“Of course there is going to be a bad reaction from Russia, and then (pro-NATO expanders) will say that we always told you that is how the Russians are.”
“(T)his is just wrong.”
“This has been my life, and it pains me to see it so screwed up (near its) end.”
Kennan correctly assessed how Russia would “react adversely” to NATO’s eastward expansion.
In the 90s and earlier, he said also said the following:
He largely blamed the US for not resolving differences with Russia.
In 1998, he called Senate ratification NATO’s expansion “the beginning of a new Cold War.”
He said neither “side could guarantee beyond all possible doubt that if conventional (US/Russia) warfare broke out on a large scale there would in fact be no use of nuclear weapons.”
“As long as the weapons themselves exist, the possibility of their use will remain.”
Their existence “is a global (issue) that involves a little less than the whole future of humanity and its stake in the future of civilization.”

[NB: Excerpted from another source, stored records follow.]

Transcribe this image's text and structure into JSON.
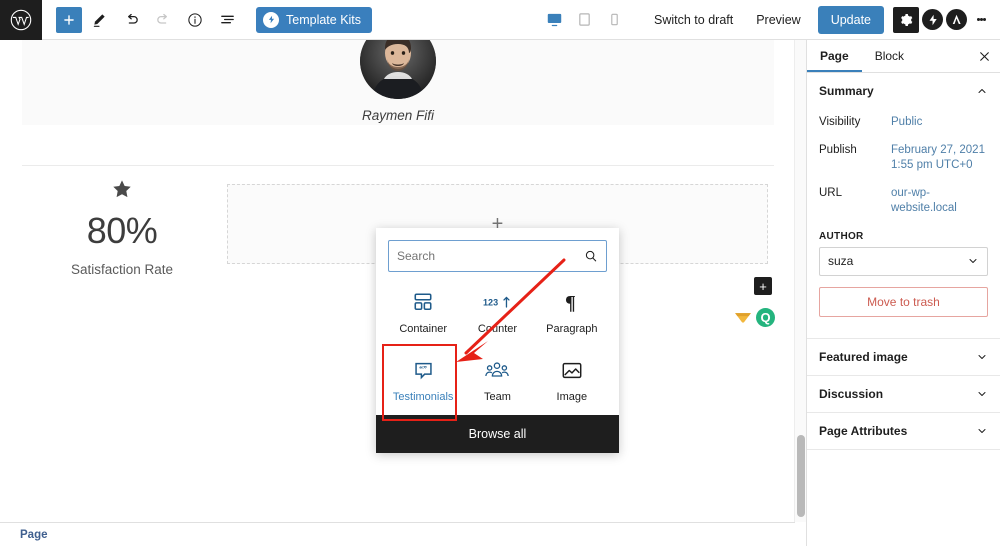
{
  "topbar": {
    "logo_icon": "wordpress-logo-icon",
    "left_tools": [
      {
        "name": "add-block-button",
        "icon": "plus-icon",
        "label": "+",
        "state": "primary"
      },
      {
        "name": "tools-button",
        "icon": "pencil-icon",
        "label": "",
        "state": "default"
      },
      {
        "name": "undo-button",
        "icon": "undo-icon",
        "label": "",
        "state": "default"
      },
      {
        "name": "redo-button",
        "icon": "redo-icon",
        "label": "",
        "state": "disabled"
      },
      {
        "name": "details-button",
        "icon": "info-circle-icon",
        "label": "",
        "state": "default"
      },
      {
        "name": "list-view-button",
        "icon": "list-view-icon",
        "label": "",
        "state": "default"
      }
    ],
    "template_kits_label": "Template Kits",
    "devices": [
      {
        "name": "preview-desktop",
        "icon": "desktop-icon",
        "active": true
      },
      {
        "name": "preview-tablet",
        "icon": "tablet-icon",
        "active": false
      },
      {
        "name": "preview-mobile",
        "icon": "mobile-icon",
        "active": false
      }
    ],
    "switch_to_draft_label": "Switch to draft",
    "preview_label": "Preview",
    "update_label": "Update",
    "settings_icon": "gear-icon",
    "plugin_logos": [
      {
        "name": "jetpack-logo-icon",
        "glyph": "⚡"
      },
      {
        "name": "astra-logo-icon",
        "glyph": "A"
      }
    ],
    "options_icon": "kebab-menu-icon"
  },
  "canvas": {
    "person_name": "Raymen Fifi",
    "avatar_name": "avatar-image",
    "stat": {
      "icon": "star-icon",
      "value": "80%",
      "label": "Satisfaction Rate"
    },
    "appender_plus": "+",
    "float_plus": "+",
    "badge_green_glyph": "Q"
  },
  "inserter": {
    "search": {
      "placeholder": "Search",
      "value": "",
      "icon": "search-icon"
    },
    "blocks": [
      {
        "name": "block-container",
        "label": "Container",
        "icon": "container-icon",
        "selected": false
      },
      {
        "name": "block-counter",
        "label": "Counter",
        "icon": "counter-icon",
        "selected": false
      },
      {
        "name": "block-paragraph",
        "label": "Paragraph",
        "icon": "paragraph-icon",
        "selected": false
      },
      {
        "name": "block-testimonials",
        "label": "Testimonials",
        "icon": "testimonials-icon",
        "selected": true
      },
      {
        "name": "block-team",
        "label": "Team",
        "icon": "team-icon",
        "selected": false
      },
      {
        "name": "block-image",
        "label": "Image",
        "icon": "image-icon",
        "selected": false
      }
    ],
    "browse_all_label": "Browse all",
    "annotation": {
      "name": "red-arrow-annotation",
      "color": "#e62117"
    }
  },
  "sidebar": {
    "tabs": [
      {
        "name": "tab-page",
        "label": "Page",
        "active": true
      },
      {
        "name": "tab-block",
        "label": "Block",
        "active": false
      }
    ],
    "close_icon": "close-icon",
    "summary": {
      "title": "Summary",
      "chevron": "chevron-up-icon",
      "rows": [
        {
          "key": "Visibility",
          "value": "Public"
        },
        {
          "key": "Publish",
          "value": "February 27, 2021 1:55 pm UTC+0"
        },
        {
          "key": "URL",
          "value": "our-wp-website.local"
        }
      ],
      "author_label": "AUTHOR",
      "author_value": "suza",
      "author_chevron": "chevron-down-icon",
      "trash_label": "Move to trash"
    },
    "sections": [
      {
        "name": "section-featured-image",
        "title": "Featured image",
        "chevron": "chevron-down-icon"
      },
      {
        "name": "section-discussion",
        "title": "Discussion",
        "chevron": "chevron-down-icon"
      },
      {
        "name": "section-page-attributes",
        "title": "Page Attributes",
        "chevron": "chevron-down-icon"
      }
    ]
  },
  "bottombar": {
    "breadcrumb": "Page"
  },
  "colors": {
    "accent": "#3a80ba",
    "dark": "#1e1e1e",
    "link": "#4f7fa8",
    "danger": "#cc5b50",
    "annotation": "#e62117",
    "green": "#24b47e",
    "yellow": "#f2b73d"
  }
}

“I believe that we, as the first country to have developed those weapons and the only one to use them against another population, and a largely helpless one at that, have a great and special responsibility and even a duty to take the lead in bringing those weapons under eventual control either through international organs or in having them eliminated from national arsenals.”
Instead, the Obama/Biden and Trump regimes vowed to spend at least $1.2 trillion ahead on nuclear weapons development over the next 30 years.
Factoring in inflation and typical US overreach, the amount spent for nukes in the next few decades may likely be multiples of the above amount.
If used in warfare, their destructive power “could well do irreparable damage to the entire structure of modern civilization,” Kennan stressed.
Eliminating them entirely is the only sensible option — not taken earlier or based on what’s planned by US ruling regimes now.
Viewing Russia “a great and dangerous enemy (is) silly, and should have no place in our thinking,” Kennan stressed.
“We have never been at war with Russia, should never need to be and must not be.”
Yet what’s unthinkable remains possible, as well as possible US war against China and/or Iran, as well as other countries from US control.
Its rage to control the world community of nations, their resources and populations could doom us all one day.